Work on Phase Two is now in progress to complete the remaining office blocks on this 5-block gateway development. The project has been entirely funded by inbound Chinese investment and is being developed by New Era Development (UK) Ltd. The scheme has been dubbed “Sheffield’s Chinatown” and “Sheffield’s very own version of New York’s Times Square” and has been well documented in the national press.

Deacon House

A multi-million-pound refurbishment on Eyre Street to bring new retail and commercial opportunities to the Moor area of Sheffield. The building was formerly home to HSBC and will create 6 retail opportunities and contemporary office space specifically aimed at smaller, creative and digital industries.


Private rented sector developer Platform is to deliver a new build scheme of 350 private apartments on the site of a former car park. The Sylvester Street site is situated in the Cultural Industries Quarter. The rear of the site will be an L-shaped block of up to 14 storeys with a connecting block of 7 storeys. There will also be a smaller stand-alone block ranging from 5 to 6 storeys in order to remain in keeping with the surrounding architecture.

Great Central

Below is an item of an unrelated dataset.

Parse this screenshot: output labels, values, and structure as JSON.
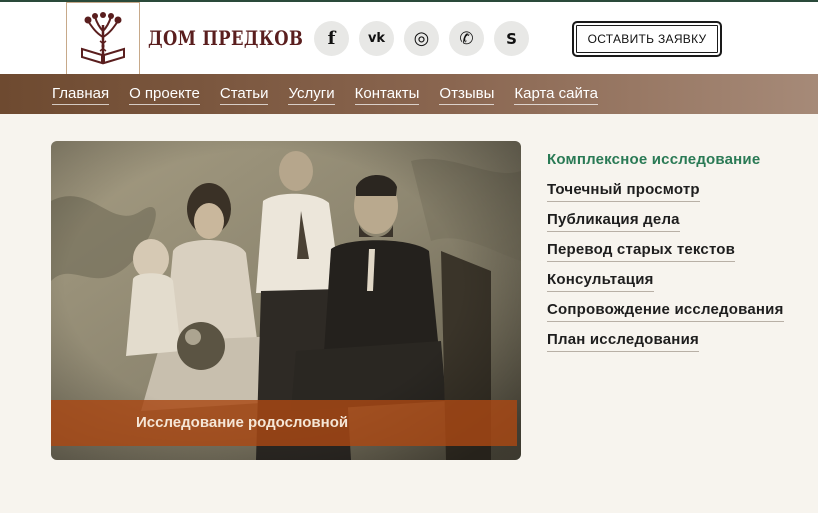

Kelham Island’s expansion continues with a 22 million pound development from Knight Knox. The project will be built over 8 floors on the corner of Mowbray Street and Chatham Street.

The scheme has been designed by Sheffield based Coda Architecture. Once Phase Two is completed the development will have 131 apartments, 200 studios and two commercial units on the ground floor.

Hoyle Street

Hoyle Street is a major 70 million pound apartment scheme, which is set to become a flagship residential development for the Scotfield Group.

The site will consist of 5 blocks ranging from 4 to 24 floors in height and will contain 490 residential units including studios, one, two and three-bedroom apartments and 11 four-bedroom townhouses. There will also be 4 commercial units (totaling 6,000 square feet), new public squares and pedestrian routes, and a number of private indoor and outdoor amenity spaces for residents and over 6,000 square feet of commercial space.